All of this thinking then leads to the anticipation for the new year.  What skills should I develop next year?

Maybe you’ve done something similar reflecting on your accomplishments.  But, why do we wait until the end of the year for introspection?

I suppose it’s because we’ve associated the end of the year with the annual performance review that organizations deploy: filling out forms, struggling to recall accomplishments and skills developed throughout the year and wondering how to put into words what you will accomplish 12 months from now.

Been there, done that.  It can feel frustrating.

Truthfully, the end-of-year annual performance process is an outdated process and many organizations have moved away from the annual review, but many have not.

If you’re lucky enough, you might be employed by a company that has evolved to ongoing feedback and regular development discussions with your manager.  Be thankful, if that’s you!  I hope you’re actively engaged in collaboratively building a skill development plan that aligns with your career goals and growth.

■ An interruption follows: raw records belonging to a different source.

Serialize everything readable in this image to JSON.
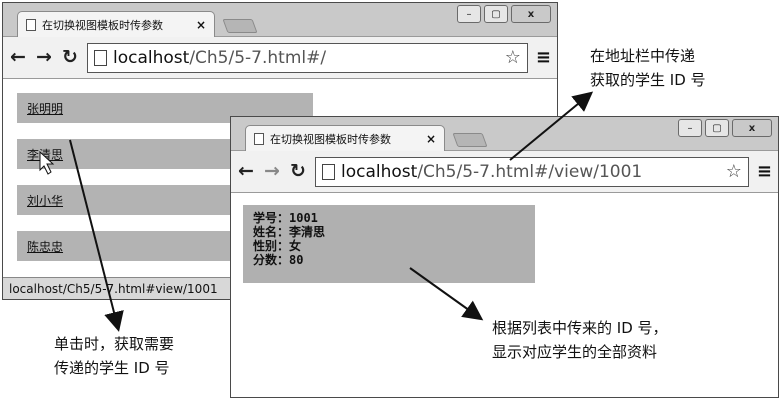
{
  "tab_title": "在切换视图模板时传参数",
  "tab_close": "×",
  "window_buttons": {
    "minimize": "–",
    "maximize": "▢",
    "close": "x"
  },
  "nav": {
    "back": "←",
    "forward": "→",
    "reload": "↻",
    "menu": "≡",
    "star": "☆"
  },
  "window1": {
    "url_host": "localhost",
    "url_path": "/Ch5/5-7.html#/",
    "students": [
      "张明明",
      "李清思",
      "刘小华",
      "陈忠忠"
    ],
    "status_text": "localhost/Ch5/5-7.html#view/1001"
  },
  "window2": {
    "url_host": "localhost",
    "url_path": "/Ch5/5-7.html#/view/1001",
    "detail": {
      "id_line": "学号：1001",
      "name_line": "姓名：李清思",
      "gender_line": "性别：女",
      "score_line": "分数：80"
    }
  },
  "annotations": {
    "top_line1": "在地址栏中传递",
    "top_line2": "获取的学生 ID 号",
    "bottom_left_line1": "单击时，获取需要",
    "bottom_left_line2": "传递的学生 ID 号",
    "bottom_right_line1": "根据列表中传来的 ID 号，",
    "bottom_right_line2": "显示对应学生的全部资料"
  }
}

At Degreed, I used our Skill Development Plan feature to create a personal development plan where I’ve identified a few key skills I’d like to develop.  I’ve self-rated my level in each skill and set targets of where I’d like to be with each skill.  I’m beginning to work with my leadership team to coach me along the way.

But if continuous feedback and ongoing mentoring does not describe your current experience in your workplace, please keep reading!  The good news: there is hope. Sure, your manager should be there to help and coach you, but YOU are ultimately in control of developing your skills.

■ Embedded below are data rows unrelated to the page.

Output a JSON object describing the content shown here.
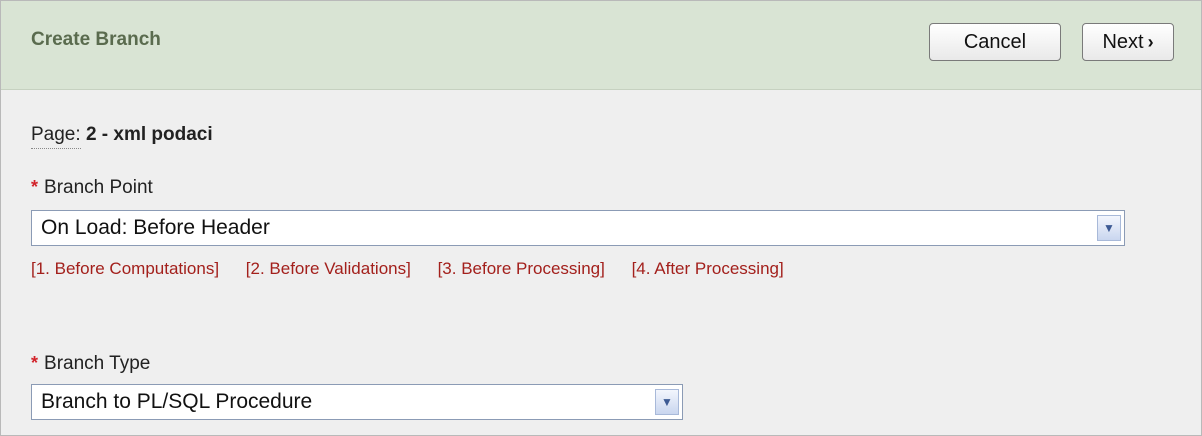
{
  "header": {
    "title": "Create Branch",
    "cancel_label": "Cancel",
    "next_label": "Next"
  },
  "page": {
    "label": "Page:",
    "value": "2 - xml podaci"
  },
  "branch_point": {
    "required_marker": "*",
    "label": "Branch Point",
    "selected": "On Load: Before Header",
    "quick_links": [
      "[1. Before Computations]",
      "[2. Before Validations]",
      "[3. Before Processing]",
      "[4. After Processing]"
    ]
  },
  "branch_type": {
    "required_marker": "*",
    "label": "Branch Type",
    "selected": "Branch to PL/SQL Procedure"
  },
  "icons": {
    "next": "chevron-right-icon",
    "dropdown": "chevron-down-icon"
  },
  "colors": {
    "header_bg": "#d9e4d4",
    "header_title": "#5a6b4e",
    "required": "#d2232a",
    "link": "#a3201c"
  }
}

As you navigate through the annual review process and begin the new year with goal-setting, go into it with a new mindset. Initiate your learning and development plans with your manager.  Here are a few ideas to get started:

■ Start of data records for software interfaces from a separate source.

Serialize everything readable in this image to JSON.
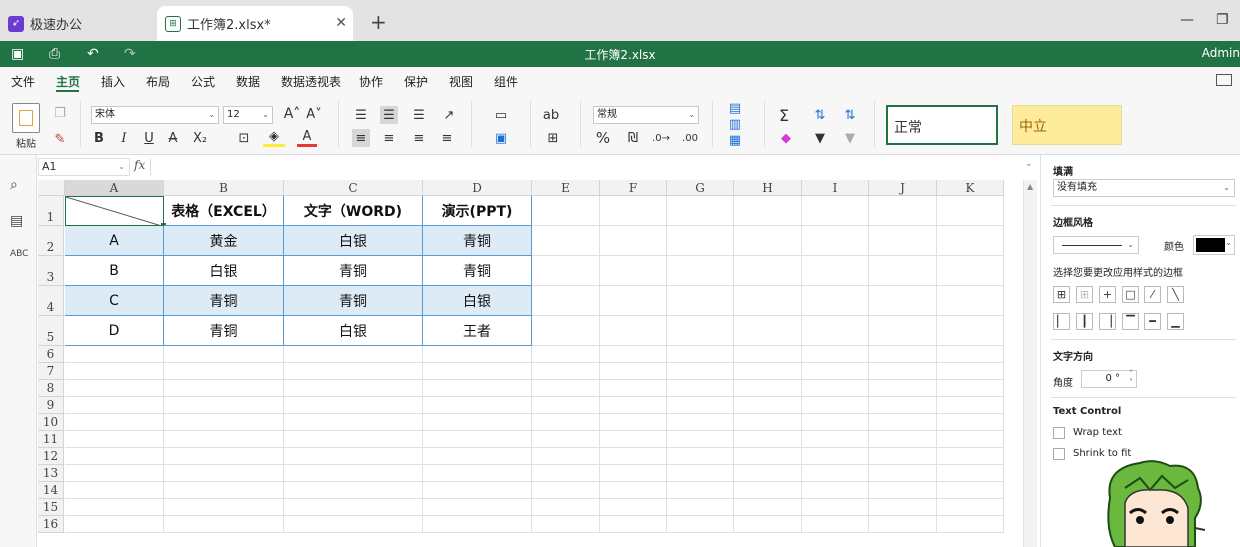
{
  "tabs": [
    {
      "label": "极速办公",
      "icon": "rocket-icon"
    },
    {
      "label": "工作簿2.xlsx*",
      "icon": "spreadsheet-icon"
    }
  ],
  "titlebar": {
    "title": "工作簿2.xlsx",
    "user": "Admin"
  },
  "menu": [
    "文件",
    "主页",
    "插入",
    "布局",
    "公式",
    "数据",
    "数据透视表",
    "协作",
    "保护",
    "视图",
    "组件"
  ],
  "ribbon": {
    "paste_label": "粘贴",
    "font_name": "宋体",
    "font_size": "12",
    "number_format": "常规",
    "style_normal": "正常",
    "style_neutral": "中立"
  },
  "namebox": "A1",
  "fx": "fx",
  "columns": [
    "A",
    "B",
    "C",
    "D",
    "E",
    "F",
    "G",
    "H",
    "I",
    "J",
    "K"
  ],
  "rows": [
    "1",
    "2",
    "3",
    "4",
    "5",
    "6",
    "7",
    "8",
    "9",
    "10",
    "11",
    "12",
    "13",
    "14",
    "15",
    "16"
  ],
  "table": {
    "header": [
      "",
      "表格（EXCEL）",
      "文字（WORD)",
      "演示(PPT)"
    ],
    "body": [
      [
        "A",
        "黄金",
        "白银",
        "青铜"
      ],
      [
        "B",
        "白银",
        "青铜",
        "青铜"
      ],
      [
        "C",
        "青铜",
        "青铜",
        "白银"
      ],
      [
        "D",
        "青铜",
        "白银",
        "王者"
      ]
    ]
  },
  "panel": {
    "fill_title": "填满",
    "fill_value": "没有填充",
    "border_title": "边框风格",
    "color_label": "颜色",
    "border_hint": "选择您要更改应用样式的边框",
    "text_dir_title": "文字方向",
    "angle_label": "角度",
    "angle_value": "0 °",
    "text_control_title": "Text Control",
    "wrap_text": "Wrap text",
    "shrink_to_fit": "Shrink to fit"
  },
  "colors": {
    "accent": "#217346",
    "row_highlight": "#ddebf7",
    "style_neutral_bg": "#ffeb9c"
  }
}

  • Be proactive in building a development plan to improve your skills. This means thinking about and writing down your career goals, or the next role you are interested in pursuing, etc.
  • Think of areas that you want to grow your expertise or think of new skills you’d like to learn about and develop – it doesn’t have to be a long list.  Start with one skill.
  • Ask your manager to help you build a development plan with learning resources you can benefit from.
  • Find and ask a mentor for career development and guidance.
  • Seek and use learning resources you can find on Degreed or elsewhere.

Whatever the case, be proactive in making a personal development plan to build current or develop new skills.

I’ve been lucky to have worked for various organizations and managers who have implemented continuous feedback and development discussions in conjunction with a full year performance review.  The common thread was the honest and transparent discussions with my manager of where I would like to develop my skills.  Start with questions like “how am I doing in my role?” and have an answer for  “where and how do I want to progress in my career?”  The key: build a development plan collaboratively.

If you don’t have a way to begin to track and measure your skill development, consider signing up for a Degreed account.  It’s free! And if you have Degreed, add your skills to your profile and accurately rate your level of expertise.  Better yet, certify your skills through Degreed Skill Certification.

As you reflect on your accomplishments and your learning and development this year, ask yourself: What did I learn this year?…In what areas did I develop my skills? How do I want to grow my skills next year?  Take 5 minutes right now to put your development plan into action!